_Exercise material_
________________________________________

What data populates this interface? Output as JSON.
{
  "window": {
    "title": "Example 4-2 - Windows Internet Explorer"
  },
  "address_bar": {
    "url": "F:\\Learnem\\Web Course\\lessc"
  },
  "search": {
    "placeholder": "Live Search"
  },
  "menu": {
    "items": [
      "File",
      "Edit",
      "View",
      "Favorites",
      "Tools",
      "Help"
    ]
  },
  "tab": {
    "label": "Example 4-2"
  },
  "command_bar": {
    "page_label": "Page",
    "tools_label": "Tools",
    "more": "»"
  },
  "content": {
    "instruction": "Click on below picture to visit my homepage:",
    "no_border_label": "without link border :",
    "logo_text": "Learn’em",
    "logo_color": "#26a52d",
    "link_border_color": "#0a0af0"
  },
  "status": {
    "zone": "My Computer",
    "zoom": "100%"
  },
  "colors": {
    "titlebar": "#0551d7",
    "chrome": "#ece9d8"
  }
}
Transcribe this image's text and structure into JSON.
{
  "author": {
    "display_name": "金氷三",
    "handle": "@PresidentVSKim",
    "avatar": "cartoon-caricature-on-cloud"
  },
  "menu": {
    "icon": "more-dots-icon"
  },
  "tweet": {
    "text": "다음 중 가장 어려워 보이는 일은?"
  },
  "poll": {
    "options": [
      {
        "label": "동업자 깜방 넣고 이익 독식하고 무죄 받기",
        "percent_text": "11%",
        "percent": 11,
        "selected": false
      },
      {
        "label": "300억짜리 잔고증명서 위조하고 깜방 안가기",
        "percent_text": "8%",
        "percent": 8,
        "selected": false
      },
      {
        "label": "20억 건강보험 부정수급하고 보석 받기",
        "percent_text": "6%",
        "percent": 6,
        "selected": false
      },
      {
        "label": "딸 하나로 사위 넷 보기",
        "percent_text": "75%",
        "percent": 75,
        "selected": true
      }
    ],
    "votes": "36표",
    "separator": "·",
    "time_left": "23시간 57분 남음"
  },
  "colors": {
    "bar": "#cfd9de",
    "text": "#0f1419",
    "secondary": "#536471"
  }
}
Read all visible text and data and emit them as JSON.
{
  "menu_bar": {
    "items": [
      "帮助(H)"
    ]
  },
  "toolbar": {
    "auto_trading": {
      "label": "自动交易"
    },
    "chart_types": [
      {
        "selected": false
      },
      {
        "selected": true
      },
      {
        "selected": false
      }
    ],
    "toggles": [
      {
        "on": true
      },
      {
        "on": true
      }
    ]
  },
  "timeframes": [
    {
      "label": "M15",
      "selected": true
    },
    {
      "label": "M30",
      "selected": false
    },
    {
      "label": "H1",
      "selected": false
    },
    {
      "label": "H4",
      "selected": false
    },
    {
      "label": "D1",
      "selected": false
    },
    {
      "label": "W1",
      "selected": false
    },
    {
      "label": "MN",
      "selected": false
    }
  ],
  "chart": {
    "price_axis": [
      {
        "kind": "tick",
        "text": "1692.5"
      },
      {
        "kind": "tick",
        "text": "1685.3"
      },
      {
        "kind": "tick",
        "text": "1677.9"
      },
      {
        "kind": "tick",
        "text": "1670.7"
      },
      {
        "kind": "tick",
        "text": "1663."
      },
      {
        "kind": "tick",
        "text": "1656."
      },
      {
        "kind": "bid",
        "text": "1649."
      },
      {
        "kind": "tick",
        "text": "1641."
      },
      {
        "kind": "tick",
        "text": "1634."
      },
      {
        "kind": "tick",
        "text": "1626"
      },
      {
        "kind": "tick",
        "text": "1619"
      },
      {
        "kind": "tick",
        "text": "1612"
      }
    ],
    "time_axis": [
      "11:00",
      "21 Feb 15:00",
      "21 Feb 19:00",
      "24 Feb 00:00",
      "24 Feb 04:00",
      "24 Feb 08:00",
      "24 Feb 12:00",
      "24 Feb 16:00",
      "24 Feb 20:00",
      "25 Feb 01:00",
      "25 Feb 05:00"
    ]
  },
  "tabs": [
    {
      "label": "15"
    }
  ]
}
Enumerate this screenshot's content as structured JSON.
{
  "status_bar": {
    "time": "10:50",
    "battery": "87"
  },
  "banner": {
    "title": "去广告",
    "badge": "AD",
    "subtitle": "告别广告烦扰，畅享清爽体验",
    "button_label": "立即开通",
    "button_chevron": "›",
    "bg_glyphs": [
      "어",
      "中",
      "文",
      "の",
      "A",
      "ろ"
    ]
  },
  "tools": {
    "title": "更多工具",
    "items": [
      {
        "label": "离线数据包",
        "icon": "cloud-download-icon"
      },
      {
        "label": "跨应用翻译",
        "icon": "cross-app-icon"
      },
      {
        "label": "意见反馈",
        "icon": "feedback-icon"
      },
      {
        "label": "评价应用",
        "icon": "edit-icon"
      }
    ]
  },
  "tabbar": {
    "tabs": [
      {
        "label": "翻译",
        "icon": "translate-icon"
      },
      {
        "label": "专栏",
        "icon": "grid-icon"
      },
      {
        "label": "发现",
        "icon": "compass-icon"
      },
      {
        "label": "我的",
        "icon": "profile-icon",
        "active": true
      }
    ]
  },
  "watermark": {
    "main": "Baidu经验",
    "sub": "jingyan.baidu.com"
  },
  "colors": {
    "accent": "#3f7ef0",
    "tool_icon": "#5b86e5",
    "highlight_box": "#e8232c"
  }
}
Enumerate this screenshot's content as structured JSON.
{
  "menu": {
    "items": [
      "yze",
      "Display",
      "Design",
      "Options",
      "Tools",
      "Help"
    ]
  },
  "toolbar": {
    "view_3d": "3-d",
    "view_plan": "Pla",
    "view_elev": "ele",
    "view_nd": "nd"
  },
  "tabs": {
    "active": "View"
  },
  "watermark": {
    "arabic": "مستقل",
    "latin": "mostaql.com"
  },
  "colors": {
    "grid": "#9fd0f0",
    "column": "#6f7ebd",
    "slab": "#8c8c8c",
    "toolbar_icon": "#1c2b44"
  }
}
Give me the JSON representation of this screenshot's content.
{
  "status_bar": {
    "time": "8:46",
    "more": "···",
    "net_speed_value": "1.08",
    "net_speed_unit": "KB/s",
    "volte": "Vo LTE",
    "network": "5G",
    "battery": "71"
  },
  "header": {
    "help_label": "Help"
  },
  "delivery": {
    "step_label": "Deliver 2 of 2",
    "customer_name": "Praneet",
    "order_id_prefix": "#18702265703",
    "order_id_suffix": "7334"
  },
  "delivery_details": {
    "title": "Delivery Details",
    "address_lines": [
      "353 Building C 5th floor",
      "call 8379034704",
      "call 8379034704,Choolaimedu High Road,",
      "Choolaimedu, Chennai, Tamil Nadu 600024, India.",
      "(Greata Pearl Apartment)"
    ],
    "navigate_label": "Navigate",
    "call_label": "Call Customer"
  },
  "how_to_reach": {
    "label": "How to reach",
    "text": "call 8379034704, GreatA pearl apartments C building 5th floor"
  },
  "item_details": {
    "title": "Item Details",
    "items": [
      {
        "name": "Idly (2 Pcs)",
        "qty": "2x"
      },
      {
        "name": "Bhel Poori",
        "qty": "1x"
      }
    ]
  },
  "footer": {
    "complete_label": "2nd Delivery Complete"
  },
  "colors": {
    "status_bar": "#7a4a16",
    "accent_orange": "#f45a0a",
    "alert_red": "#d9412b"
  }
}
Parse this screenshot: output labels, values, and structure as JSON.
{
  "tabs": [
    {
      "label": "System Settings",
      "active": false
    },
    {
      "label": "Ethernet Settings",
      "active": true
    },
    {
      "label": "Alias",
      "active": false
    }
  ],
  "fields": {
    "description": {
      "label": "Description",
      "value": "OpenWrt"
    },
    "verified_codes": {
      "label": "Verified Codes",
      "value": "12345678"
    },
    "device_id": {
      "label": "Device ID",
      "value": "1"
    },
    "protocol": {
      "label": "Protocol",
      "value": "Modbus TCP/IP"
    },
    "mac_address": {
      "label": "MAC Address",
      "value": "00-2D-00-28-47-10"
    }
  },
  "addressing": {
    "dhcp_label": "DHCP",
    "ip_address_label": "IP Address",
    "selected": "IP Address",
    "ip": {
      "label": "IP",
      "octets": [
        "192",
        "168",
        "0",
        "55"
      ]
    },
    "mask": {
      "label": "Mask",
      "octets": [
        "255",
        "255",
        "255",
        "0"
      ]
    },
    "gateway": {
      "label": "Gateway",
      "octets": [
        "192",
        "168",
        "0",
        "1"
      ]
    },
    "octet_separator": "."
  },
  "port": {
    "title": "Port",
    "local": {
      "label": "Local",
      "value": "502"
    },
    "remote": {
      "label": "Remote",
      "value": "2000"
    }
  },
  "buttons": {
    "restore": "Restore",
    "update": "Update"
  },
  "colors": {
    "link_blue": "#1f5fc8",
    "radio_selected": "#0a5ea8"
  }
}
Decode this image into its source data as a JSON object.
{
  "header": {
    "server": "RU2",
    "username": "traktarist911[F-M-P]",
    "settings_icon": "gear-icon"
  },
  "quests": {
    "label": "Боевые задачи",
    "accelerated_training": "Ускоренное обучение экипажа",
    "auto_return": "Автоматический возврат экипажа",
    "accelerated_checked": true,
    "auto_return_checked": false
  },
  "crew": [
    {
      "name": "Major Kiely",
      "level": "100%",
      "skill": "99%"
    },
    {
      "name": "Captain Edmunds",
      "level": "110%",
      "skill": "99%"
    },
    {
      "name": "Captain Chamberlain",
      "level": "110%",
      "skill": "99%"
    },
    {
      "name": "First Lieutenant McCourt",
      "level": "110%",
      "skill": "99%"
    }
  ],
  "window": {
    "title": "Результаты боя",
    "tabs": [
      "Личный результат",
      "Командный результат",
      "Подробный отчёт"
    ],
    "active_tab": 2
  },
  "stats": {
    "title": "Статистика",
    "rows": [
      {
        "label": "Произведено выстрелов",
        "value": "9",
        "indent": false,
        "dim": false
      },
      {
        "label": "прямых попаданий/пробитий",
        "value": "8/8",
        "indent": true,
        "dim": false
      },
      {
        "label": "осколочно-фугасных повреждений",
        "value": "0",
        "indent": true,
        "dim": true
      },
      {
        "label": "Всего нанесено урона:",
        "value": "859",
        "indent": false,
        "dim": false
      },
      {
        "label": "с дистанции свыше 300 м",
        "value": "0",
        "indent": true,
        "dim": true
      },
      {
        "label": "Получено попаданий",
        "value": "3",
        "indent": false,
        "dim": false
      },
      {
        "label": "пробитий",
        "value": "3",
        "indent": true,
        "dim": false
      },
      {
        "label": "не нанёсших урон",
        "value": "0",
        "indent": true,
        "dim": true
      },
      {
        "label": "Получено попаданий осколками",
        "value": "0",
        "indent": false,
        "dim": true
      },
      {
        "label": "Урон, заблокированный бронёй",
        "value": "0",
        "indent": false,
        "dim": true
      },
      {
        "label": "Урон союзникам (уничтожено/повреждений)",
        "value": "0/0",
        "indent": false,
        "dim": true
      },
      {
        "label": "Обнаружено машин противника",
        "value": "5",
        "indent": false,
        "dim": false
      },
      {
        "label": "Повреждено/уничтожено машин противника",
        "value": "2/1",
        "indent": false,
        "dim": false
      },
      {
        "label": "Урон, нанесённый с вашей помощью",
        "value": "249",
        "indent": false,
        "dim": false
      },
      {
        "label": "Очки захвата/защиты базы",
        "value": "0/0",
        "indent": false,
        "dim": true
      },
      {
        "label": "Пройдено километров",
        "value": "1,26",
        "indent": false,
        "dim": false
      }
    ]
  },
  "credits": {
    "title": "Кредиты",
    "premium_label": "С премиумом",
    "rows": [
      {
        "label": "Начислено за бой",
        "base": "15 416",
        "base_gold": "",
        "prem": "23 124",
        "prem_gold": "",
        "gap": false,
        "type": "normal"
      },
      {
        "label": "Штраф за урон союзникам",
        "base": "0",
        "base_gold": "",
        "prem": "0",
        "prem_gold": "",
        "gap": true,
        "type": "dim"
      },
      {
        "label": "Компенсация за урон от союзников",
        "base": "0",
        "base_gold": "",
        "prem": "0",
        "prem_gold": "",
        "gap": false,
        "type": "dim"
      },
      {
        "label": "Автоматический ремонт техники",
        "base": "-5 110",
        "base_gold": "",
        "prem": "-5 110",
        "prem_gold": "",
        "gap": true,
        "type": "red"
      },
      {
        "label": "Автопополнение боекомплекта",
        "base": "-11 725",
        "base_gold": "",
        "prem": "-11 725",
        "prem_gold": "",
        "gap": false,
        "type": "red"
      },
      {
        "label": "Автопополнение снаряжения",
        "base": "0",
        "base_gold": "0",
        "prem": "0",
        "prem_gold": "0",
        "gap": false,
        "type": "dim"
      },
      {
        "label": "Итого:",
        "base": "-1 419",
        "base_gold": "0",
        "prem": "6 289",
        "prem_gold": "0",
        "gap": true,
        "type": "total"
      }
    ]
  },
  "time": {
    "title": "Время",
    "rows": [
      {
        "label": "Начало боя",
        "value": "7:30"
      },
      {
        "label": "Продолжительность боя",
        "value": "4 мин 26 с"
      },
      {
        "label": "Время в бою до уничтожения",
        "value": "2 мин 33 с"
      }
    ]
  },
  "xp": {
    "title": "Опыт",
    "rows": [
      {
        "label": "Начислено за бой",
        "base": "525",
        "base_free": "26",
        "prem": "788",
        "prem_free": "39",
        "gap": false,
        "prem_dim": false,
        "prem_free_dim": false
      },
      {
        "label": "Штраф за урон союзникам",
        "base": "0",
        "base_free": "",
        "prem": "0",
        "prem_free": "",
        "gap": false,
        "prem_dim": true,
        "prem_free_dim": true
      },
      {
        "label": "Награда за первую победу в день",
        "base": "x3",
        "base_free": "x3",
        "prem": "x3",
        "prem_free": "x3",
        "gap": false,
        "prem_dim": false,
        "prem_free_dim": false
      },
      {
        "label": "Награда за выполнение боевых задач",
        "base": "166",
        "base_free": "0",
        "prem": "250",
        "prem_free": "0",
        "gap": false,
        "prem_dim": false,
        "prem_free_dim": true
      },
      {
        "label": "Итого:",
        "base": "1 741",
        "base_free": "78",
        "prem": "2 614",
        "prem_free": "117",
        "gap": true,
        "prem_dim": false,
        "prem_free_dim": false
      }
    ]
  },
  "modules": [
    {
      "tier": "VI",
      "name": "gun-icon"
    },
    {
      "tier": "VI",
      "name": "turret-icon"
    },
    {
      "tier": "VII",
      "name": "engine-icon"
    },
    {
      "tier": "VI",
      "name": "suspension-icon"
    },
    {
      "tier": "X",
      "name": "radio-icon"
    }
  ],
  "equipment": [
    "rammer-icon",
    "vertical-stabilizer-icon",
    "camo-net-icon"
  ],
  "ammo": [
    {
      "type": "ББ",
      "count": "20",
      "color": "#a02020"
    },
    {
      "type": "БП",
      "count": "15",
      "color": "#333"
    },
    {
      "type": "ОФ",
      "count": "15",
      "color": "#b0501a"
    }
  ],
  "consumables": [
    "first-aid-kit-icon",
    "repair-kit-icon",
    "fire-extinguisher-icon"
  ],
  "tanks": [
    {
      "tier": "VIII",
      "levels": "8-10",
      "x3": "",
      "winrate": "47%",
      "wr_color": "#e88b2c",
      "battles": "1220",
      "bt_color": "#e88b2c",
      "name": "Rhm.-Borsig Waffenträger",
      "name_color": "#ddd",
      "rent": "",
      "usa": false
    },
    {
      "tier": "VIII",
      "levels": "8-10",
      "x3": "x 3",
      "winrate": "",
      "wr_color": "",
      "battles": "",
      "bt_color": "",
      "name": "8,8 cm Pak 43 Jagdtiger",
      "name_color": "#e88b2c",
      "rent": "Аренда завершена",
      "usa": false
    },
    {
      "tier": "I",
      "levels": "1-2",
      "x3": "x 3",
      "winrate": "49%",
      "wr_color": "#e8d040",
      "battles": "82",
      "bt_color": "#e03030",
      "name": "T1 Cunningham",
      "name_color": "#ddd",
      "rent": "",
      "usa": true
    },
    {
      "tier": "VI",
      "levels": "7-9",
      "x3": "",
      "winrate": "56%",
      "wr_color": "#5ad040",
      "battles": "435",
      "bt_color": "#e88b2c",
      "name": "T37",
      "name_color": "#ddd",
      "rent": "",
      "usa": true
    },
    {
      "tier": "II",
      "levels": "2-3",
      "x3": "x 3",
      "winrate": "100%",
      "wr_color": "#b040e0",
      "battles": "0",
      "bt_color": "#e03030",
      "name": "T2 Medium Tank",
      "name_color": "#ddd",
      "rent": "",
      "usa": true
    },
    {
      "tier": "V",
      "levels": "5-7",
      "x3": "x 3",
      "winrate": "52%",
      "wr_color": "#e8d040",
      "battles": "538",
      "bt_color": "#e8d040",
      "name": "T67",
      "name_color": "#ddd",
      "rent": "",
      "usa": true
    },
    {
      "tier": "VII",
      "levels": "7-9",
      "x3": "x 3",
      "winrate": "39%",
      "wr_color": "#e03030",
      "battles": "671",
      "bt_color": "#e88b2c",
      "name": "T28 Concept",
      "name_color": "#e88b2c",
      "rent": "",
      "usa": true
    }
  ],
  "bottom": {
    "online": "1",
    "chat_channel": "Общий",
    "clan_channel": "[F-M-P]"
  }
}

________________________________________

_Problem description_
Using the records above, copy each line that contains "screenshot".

_Solution to this problem_
Enumerate this screenshot's content as structured JSON.
Enumerate this screenshot's content as structured JSON.
Give me the JSON representation of this screenshot's content.
Parse this screenshot: output labels, values, and structure as JSON.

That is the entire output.